Stored items from a collection:
= = = =

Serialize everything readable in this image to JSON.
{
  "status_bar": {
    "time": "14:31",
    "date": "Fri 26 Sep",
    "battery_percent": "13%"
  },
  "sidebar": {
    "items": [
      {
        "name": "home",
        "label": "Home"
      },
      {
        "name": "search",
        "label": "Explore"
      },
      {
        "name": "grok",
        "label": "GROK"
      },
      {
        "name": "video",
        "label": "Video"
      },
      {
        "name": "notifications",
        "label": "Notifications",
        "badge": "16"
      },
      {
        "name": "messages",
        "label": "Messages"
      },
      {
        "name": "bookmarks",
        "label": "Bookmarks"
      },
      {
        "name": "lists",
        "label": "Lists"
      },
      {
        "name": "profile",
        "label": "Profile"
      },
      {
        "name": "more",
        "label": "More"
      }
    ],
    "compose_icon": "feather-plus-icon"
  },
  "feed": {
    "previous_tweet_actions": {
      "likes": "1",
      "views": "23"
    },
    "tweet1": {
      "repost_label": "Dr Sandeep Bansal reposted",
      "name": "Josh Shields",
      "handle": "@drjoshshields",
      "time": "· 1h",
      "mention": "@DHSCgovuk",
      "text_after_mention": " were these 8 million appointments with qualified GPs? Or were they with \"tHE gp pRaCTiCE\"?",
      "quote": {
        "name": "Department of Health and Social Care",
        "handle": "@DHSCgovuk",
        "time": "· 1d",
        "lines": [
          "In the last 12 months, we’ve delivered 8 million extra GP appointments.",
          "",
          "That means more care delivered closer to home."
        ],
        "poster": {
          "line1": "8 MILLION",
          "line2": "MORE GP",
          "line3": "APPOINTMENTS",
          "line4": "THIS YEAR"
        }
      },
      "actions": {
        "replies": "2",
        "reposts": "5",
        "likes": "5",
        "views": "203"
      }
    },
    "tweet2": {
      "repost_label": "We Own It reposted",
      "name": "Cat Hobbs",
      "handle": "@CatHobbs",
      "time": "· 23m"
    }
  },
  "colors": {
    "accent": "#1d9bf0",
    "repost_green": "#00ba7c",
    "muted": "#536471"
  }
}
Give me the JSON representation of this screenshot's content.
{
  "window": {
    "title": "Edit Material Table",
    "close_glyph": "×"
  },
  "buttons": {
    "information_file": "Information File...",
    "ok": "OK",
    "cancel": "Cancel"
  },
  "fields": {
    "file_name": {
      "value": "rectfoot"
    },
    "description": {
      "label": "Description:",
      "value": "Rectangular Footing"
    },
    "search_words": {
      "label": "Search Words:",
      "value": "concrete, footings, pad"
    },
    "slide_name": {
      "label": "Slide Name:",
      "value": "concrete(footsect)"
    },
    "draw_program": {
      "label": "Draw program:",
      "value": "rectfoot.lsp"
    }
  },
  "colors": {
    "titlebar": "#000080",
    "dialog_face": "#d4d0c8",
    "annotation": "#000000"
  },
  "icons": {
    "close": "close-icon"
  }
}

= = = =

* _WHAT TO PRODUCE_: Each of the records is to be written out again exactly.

* _SOLVED EXERCISE_:
Serialize everything readable in this image to JSON.
{
  "status_bar": {
    "time": "14:31",
    "date": "Fri 26 Sep",
    "battery_percent": "13%"
  },
  "sidebar": {
    "items": [
      {
        "name": "home",
        "label": "Home"
      },
      {
        "name": "search",
        "label": "Explore"
      },
      {
        "name": "grok",
        "label": "GROK"
      },
      {
        "name": "video",
        "label": "Video"
      },
      {
        "name": "notifications",
        "label": "Notifications",
        "badge": "16"
      },
      {
        "name": "messages",
        "label": "Messages"
      },
      {
        "name": "bookmarks",
        "label": "Bookmarks"
      },
      {
        "name": "lists",
        "label": "Lists"
      },
      {
        "name": "profile",
        "label": "Profile"
      },
      {
        "name": "more",
        "label": "More"
      }
    ],
    "compose_icon": "feather-plus-icon"
  },
  "feed": {
    "previous_tweet_actions": {
      "likes": "1",
      "views": "23"
    },
    "tweet1": {
      "repost_label": "Dr Sandeep Bansal reposted",
      "name": "Josh Shields",
      "handle": "@drjoshshields",
      "time": "· 1h",
      "mention": "@DHSCgovuk",
      "text_after_mention": " were these 8 million appointments with qualified GPs? Or were they with \"tHE gp pRaCTiCE\"?",
      "quote": {
        "name": "Department of Health and Social Care",
        "handle": "@DHSCgovuk",
        "time": "· 1d",
        "lines": [
          "In the last 12 months, we’ve delivered 8 million extra GP appointments.",
          "",
          "That means more care delivered closer to home."
        ],
        "poster": {
          "line1": "8 MILLION",
          "line2": "MORE GP",
          "line3": "APPOINTMENTS",
          "line4": "THIS YEAR"
        }
      },
      "actions": {
        "replies": "2",
        "reposts": "5",
        "likes": "5",
        "views": "203"
      }
    },
    "tweet2": {
      "repost_label": "We Own It reposted",
      "name": "Cat Hobbs",
      "handle": "@CatHobbs",
      "time": "· 23m"
    }
  },
  "colors": {
    "accent": "#1d9bf0",
    "repost_green": "#00ba7c",
    "muted": "#536471"
  }
}
Give me the JSON representation of this screenshot's content.
{
  "window": {
    "title": "Edit Material Table",
    "close_glyph": "×"
  },
  "buttons": {
    "information_file": "Information File...",
    "ok": "OK",
    "cancel": "Cancel"
  },
  "fields": {
    "file_name": {
      "value": "rectfoot"
    },
    "description": {
      "label": "Description:",
      "value": "Rectangular Footing"
    },
    "search_words": {
      "label": "Search Words:",
      "value": "concrete, footings, pad"
    },
    "slide_name": {
      "label": "Slide Name:",
      "value": "concrete(footsect)"
    },
    "draw_program": {
      "label": "Draw program:",
      "value": "rectfoot.lsp"
    }
  },
  "colors": {
    "titlebar": "#000080",
    "dialog_face": "#d4d0c8",
    "annotation": "#000000"
  },
  "icons": {
    "close": "close-icon"
  }
}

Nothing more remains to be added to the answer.